## Problem to work on
Match on the string "name" in the entries below and return every matching line.

Collected data:
^^^^^^^^^^^^^^^^

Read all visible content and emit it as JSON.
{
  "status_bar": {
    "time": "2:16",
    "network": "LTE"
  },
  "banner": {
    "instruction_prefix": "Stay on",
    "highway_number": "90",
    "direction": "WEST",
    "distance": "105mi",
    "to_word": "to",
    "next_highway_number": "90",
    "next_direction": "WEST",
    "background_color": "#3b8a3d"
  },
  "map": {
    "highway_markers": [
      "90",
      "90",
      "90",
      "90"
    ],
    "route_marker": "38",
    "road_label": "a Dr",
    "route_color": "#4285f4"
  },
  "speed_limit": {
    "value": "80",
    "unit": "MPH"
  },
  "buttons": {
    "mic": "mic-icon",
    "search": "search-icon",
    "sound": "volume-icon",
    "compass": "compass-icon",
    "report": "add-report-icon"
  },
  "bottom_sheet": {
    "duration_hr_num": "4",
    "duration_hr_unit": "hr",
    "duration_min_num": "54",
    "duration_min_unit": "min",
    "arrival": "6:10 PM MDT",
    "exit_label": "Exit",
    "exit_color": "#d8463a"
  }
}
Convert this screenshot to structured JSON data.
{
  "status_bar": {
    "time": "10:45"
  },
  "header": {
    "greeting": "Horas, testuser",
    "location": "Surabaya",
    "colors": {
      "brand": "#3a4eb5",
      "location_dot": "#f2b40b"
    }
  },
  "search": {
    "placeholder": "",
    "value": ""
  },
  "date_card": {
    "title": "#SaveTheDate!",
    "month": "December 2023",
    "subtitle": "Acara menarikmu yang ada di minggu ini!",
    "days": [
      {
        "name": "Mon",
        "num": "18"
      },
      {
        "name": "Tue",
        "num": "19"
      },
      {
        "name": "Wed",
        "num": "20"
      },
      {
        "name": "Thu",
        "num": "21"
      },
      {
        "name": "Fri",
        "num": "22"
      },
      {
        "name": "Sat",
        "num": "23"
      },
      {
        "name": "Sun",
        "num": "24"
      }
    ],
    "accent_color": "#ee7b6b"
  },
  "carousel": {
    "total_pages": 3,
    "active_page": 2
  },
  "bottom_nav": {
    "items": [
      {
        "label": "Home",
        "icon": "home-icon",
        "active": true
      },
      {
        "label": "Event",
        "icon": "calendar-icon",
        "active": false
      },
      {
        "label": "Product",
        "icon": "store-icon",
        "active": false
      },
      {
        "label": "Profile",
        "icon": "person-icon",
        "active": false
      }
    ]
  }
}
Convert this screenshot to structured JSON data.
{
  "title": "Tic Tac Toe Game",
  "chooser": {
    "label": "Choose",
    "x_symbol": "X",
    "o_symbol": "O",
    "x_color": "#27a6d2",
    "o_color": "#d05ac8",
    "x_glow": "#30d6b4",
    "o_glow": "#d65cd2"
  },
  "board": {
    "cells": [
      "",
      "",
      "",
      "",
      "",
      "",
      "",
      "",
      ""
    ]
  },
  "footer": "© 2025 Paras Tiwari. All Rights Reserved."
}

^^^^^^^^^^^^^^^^

## Output for this task
        "name": "Mon",
        "name": "Tue",
        "name": "Wed",
        "name": "Thu",
        "name": "Fri",
        "name": "Sat",
        "name": "Sun",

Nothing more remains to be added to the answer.